WHAT YOU ARE ASKED TO DO = Leave the pictures out and return every line below exactly.

[Component data from apps and pages]
+ + +

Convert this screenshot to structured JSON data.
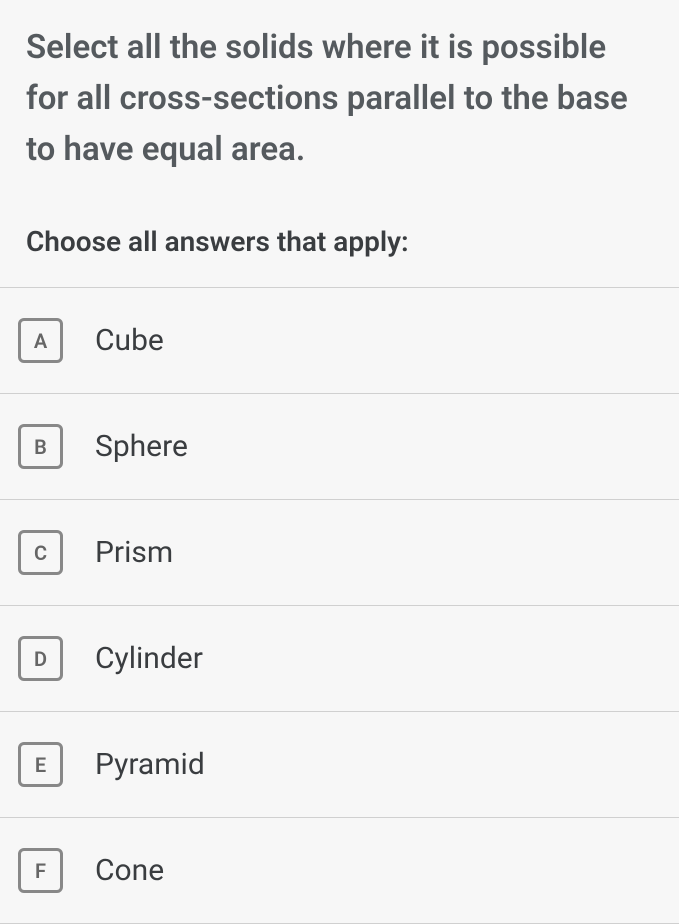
{
  "question": "Select all the solids where it is possible for all cross-sections parallel to the base to have equal area.",
  "instruction": "Choose all answers that apply:",
  "options": [
    {
      "letter": "A",
      "label": "Cube"
    },
    {
      "letter": "B",
      "label": "Sphere"
    },
    {
      "letter": "C",
      "label": "Prism"
    },
    {
      "letter": "D",
      "label": "Cylinder"
    },
    {
      "letter": "E",
      "label": "Pyramid"
    },
    {
      "letter": "F",
      "label": "Cone"
    }
  ]
}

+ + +

ANSWER TO THE EXERCISE =
Convert this screenshot to structured JSON data.
{
  "question": "Select all the solids where it is possible for all cross-sections parallel to the base to have equal area.",
  "instruction": "Choose all answers that apply:",
  "options": [
    {
      "letter": "A",
      "label": "Cube"
    },
    {
      "letter": "B",
      "label": "Sphere"
    },
    {
      "letter": "C",
      "label": "Prism"
    },
    {
      "letter": "D",
      "label": "Cylinder"
    },
    {
      "letter": "E",
      "label": "Pyramid"
    },
    {
      "letter": "F",
      "label": "Cone"
    }
  ]
}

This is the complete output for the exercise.